Mike Tyson's tattoo artist sues 'The Hangover Part II,' might delay release
Mike Tyson's tattoo artist filed a lawsuit against Warner Bros. in April for copyright infringement for replicating his tattoo on Ed Helms' face in their upcoming film, "The Hangover Part II," and now it's possible that the film's May 26 release could be delayed.
S. Victor Whitmill, the Missouri artist who tattooed Tyson's face in Las Vegas in 2003, claims that he retained the copyright to the image, which is tattooed on the boxer's face, reports the New York Times. He is reportedly seeking to block the production company from using the tattoo in ads for the film and is demanding monetary damages for what he calls "reckless copyright infringement." The lawsuit will be taken up out of court next week.
In the movie, which is set for release during Memorial Day weekend on May 26, the four stars(Bradley Cooper, Zach Galifianakis, Ed Helms and Justin Bartha) travel to Bangkok for Stu's wedding.
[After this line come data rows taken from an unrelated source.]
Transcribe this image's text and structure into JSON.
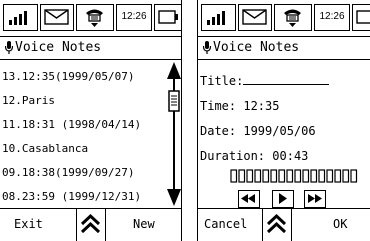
{
  "status_bar": {
    "time": "12:26",
    "icons": [
      "signal-icon",
      "mail-icon",
      "phone-icon",
      "battery-icon"
    ]
  },
  "app": {
    "title": "Voice Notes",
    "title_icon": "microphone-icon"
  },
  "left_screen": {
    "notes": [
      "13.12:35(1999/05/07)",
      "12.Paris",
      "11.18:31 (1998/04/14)",
      "10.Casablanca",
      "09.18:38(1999/09/27)",
      "08.23:59 (1999/12/31)"
    ],
    "scrollbar": {
      "thumb_position_fraction": 0.08
    },
    "bottom": {
      "left_label": "Exit",
      "right_label": "New",
      "center_icon": "double-chevron-up-icon"
    }
  },
  "right_screen": {
    "title_label": "Title:",
    "title_value": "",
    "time_label": "Time:",
    "time_value": "12:35",
    "date_label": "Date:",
    "date_value": "1999/05/06",
    "duration_label": "Duration:",
    "duration_value": "00:43",
    "level_meter": {
      "segments": 16,
      "filled": 0
    },
    "transport": [
      "rewind-icon",
      "play-icon",
      "fast-forward-icon"
    ],
    "bottom": {
      "left_label": "Cancel",
      "right_label": "OK",
      "center_icon": "double-chevron-up-icon"
    }
  }
}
Helms plays the character who famously lost a tooth in the first film and ends up with the Maori-inspired face tattoo the eve of his wedding in the sequel. Tyson makes an appearance in both the sequel and the original movie, playing himself.
"Mr. Whitmill has never been asked for permission for, and has never consented to, the use, reproduction or creation of a derivative work based on his original tattoo," the complaint read.
On Friday, Warner Brothers sent a brief to Judge Catherine D. Perry which states that any delay in releasing the film would have "huge economic costs" and argues that there is no legal precedent for the case and that Whitmill's suit is based on a "radical claim that he is entitled, under the Copyright Act, to control the use of a tattoo that he created on the face of another human being."
Warner Bros. also referred to the "fair use" law in their brief, which would potentially give them the right to parody the well-known tattoo.
Legal experts say that the suit isn't frivolous, but there is an issue of how far copyright holder's rights go when the art is on someone else's body, since "ownership" of a tattoo would more commonly refer to the person who had the art put on their body. It is also unlikely that the lawsuit will lead to a delay in "The Hangover Part II" release date.
In the first R-rated comedy movie, which hit theaters in 2009, hijinks ensued when the four main characters arrived in Las Vegas for a bachelor party ahead of the wedding of Doug, played by Bartha.
"The Hangover Part II" originally featured cameos by former U.S. President Bill Clinton and actor Liam Neeson, however Neeson's cameo as a tattoo artist has reportedly since been cut from the finished film.
Watch a trailer for "The Hangover Part II" below.